→ Problem description
Lines in the listing below may contain the string "Choose". Say how many do, giving only the number.

→ Data extracts
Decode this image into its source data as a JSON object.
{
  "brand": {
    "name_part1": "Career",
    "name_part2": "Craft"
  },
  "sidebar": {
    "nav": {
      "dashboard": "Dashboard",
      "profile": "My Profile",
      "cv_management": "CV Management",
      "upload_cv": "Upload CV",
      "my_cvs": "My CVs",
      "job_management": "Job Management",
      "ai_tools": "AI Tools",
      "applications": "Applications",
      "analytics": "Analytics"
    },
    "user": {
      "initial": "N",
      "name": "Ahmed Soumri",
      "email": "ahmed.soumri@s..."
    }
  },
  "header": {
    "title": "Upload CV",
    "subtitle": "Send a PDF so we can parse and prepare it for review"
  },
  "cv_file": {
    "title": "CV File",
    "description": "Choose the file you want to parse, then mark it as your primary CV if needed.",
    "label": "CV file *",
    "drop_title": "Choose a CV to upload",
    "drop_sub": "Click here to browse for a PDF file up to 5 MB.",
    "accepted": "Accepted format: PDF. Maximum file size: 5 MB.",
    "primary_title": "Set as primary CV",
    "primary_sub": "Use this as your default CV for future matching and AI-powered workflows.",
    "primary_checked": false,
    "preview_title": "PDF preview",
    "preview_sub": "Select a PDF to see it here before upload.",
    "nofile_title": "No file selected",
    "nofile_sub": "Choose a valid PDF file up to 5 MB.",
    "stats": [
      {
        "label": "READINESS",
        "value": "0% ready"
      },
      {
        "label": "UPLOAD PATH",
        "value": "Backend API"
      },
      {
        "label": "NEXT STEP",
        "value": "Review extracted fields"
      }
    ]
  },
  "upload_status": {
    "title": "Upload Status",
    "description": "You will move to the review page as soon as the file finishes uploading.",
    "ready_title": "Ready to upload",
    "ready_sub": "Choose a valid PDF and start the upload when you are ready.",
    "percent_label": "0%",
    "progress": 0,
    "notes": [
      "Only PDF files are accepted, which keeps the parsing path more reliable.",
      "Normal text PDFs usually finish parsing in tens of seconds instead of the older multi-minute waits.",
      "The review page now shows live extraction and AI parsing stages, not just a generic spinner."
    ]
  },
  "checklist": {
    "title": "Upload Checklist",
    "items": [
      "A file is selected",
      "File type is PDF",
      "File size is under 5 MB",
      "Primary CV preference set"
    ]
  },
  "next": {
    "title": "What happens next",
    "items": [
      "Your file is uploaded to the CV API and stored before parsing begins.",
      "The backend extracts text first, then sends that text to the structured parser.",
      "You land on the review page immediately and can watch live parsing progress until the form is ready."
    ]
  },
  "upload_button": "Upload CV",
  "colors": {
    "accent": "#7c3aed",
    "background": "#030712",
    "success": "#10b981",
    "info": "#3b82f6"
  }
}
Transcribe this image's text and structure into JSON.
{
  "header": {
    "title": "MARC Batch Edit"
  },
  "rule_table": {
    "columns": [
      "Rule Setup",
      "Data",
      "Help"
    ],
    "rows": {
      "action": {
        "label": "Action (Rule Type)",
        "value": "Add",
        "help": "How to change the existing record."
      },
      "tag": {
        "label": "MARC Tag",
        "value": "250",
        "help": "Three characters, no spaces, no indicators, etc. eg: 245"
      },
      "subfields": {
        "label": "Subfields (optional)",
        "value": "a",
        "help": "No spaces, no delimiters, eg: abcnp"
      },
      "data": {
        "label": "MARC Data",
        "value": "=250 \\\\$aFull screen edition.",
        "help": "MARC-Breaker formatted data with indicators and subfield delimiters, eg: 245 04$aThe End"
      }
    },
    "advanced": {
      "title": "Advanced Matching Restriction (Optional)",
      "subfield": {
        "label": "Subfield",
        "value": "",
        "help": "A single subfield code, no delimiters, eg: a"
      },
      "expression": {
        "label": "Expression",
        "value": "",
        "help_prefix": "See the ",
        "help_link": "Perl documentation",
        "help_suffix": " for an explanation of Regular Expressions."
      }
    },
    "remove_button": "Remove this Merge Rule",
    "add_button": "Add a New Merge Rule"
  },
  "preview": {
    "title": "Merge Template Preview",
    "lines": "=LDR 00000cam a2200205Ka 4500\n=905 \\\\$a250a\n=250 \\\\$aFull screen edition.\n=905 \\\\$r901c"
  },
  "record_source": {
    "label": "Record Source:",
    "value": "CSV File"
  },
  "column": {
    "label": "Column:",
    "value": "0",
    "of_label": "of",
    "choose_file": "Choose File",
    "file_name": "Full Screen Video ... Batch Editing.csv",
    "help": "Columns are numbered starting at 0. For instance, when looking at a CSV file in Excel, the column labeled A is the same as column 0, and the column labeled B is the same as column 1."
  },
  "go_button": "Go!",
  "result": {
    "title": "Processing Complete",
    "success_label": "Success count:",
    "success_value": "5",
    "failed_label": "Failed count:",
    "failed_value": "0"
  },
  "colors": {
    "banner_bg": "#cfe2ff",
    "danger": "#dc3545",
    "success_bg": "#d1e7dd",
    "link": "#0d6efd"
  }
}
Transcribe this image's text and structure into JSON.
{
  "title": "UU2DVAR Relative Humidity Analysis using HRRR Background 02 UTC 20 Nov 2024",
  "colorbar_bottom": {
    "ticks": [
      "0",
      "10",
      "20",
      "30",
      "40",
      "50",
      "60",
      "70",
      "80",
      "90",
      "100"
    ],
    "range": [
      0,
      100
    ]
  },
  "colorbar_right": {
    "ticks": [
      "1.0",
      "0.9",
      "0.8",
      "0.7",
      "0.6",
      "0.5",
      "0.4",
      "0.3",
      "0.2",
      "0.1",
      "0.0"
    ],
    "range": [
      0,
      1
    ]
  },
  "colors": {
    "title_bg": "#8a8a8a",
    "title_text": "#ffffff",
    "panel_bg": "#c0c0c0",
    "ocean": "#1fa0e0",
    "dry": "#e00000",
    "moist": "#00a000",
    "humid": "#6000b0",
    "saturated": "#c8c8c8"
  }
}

→ Exercise solution
5